Items from an interface collection
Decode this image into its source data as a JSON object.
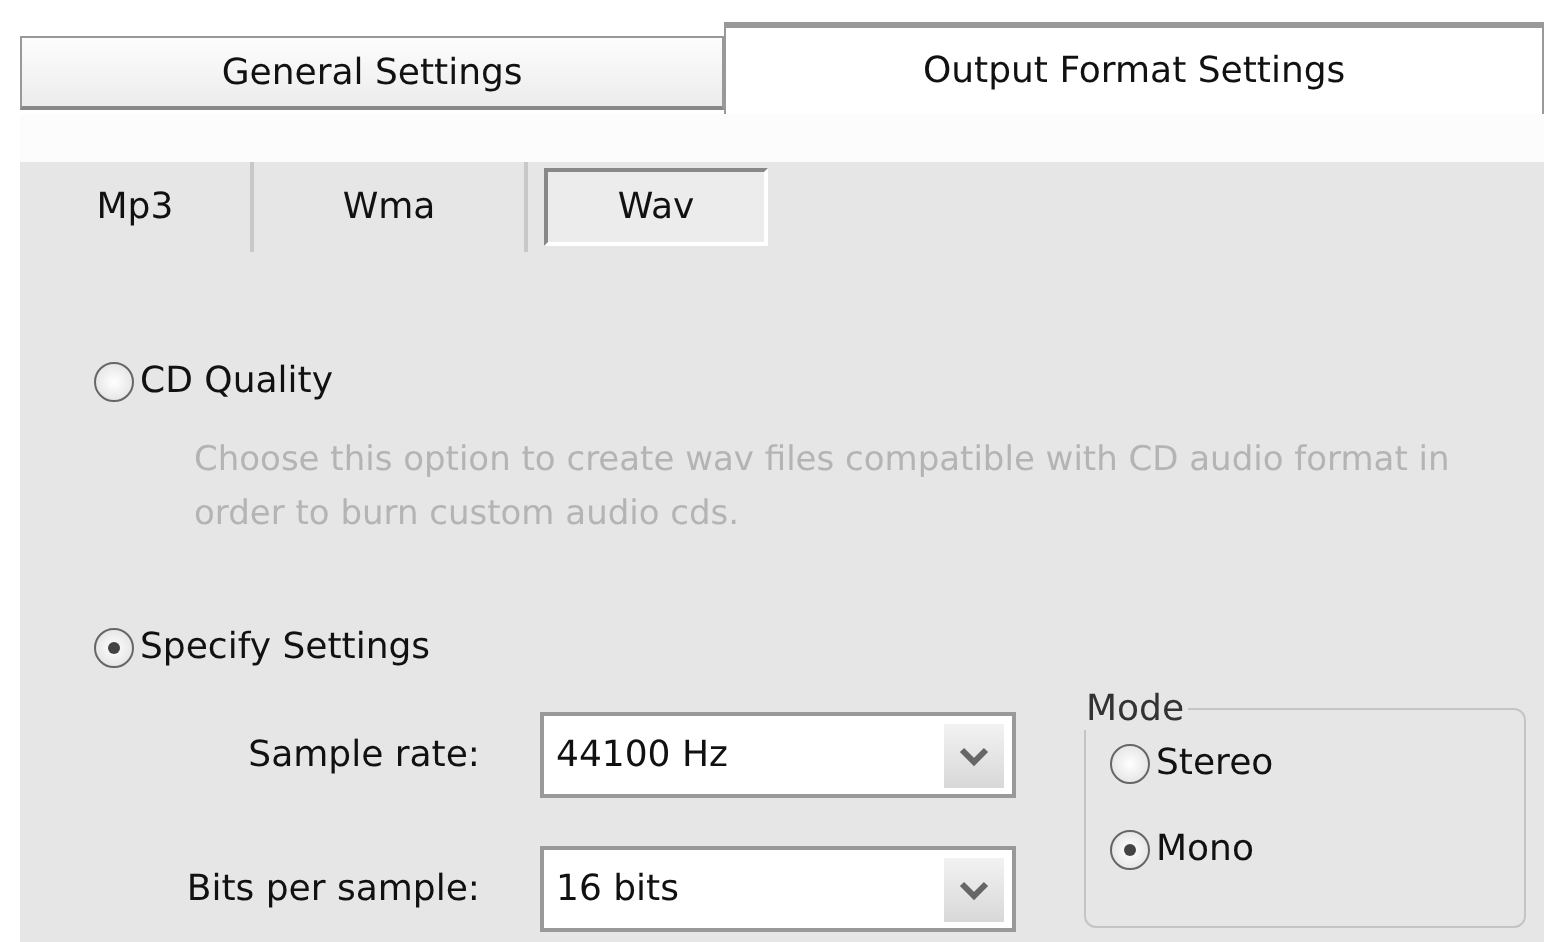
{
  "main_tabs": [
    {
      "label": "General Settings",
      "selected": false
    },
    {
      "label": "Output Format Settings",
      "selected": true
    }
  ],
  "format_tabs": [
    {
      "label": "Mp3",
      "selected": false
    },
    {
      "label": "Wma",
      "selected": false
    },
    {
      "label": "Wav",
      "selected": true
    }
  ],
  "quality_options": [
    {
      "label": "CD Quality",
      "selected": false,
      "description": "Choose this option to create wav files compatible with CD audio format in order to burn custom audio cds."
    },
    {
      "label": "Specify Settings",
      "selected": true
    }
  ],
  "settings": [
    {
      "label": "Sample rate:",
      "value": "44100 Hz"
    },
    {
      "label": "Bits per sample:",
      "value": "16 bits"
    }
  ],
  "mode": {
    "title": "Mode",
    "options": [
      {
        "label": "Stereo",
        "selected": false
      },
      {
        "label": "Mono",
        "selected": true
      }
    ]
  }
}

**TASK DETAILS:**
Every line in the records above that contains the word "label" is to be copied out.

**REPLY:**
      "label": "General Settings",
      "label": "Output Format Settings",
      "label": "Mp3",
      "label": "Wma",
      "label": "Wav",
      "label": "CD Quality",
      "label": "Specify Settings",
      "label": "Sample rate:",
      "label": "Bits per sample:",
        "label": "Stereo",
        "label": "Mono",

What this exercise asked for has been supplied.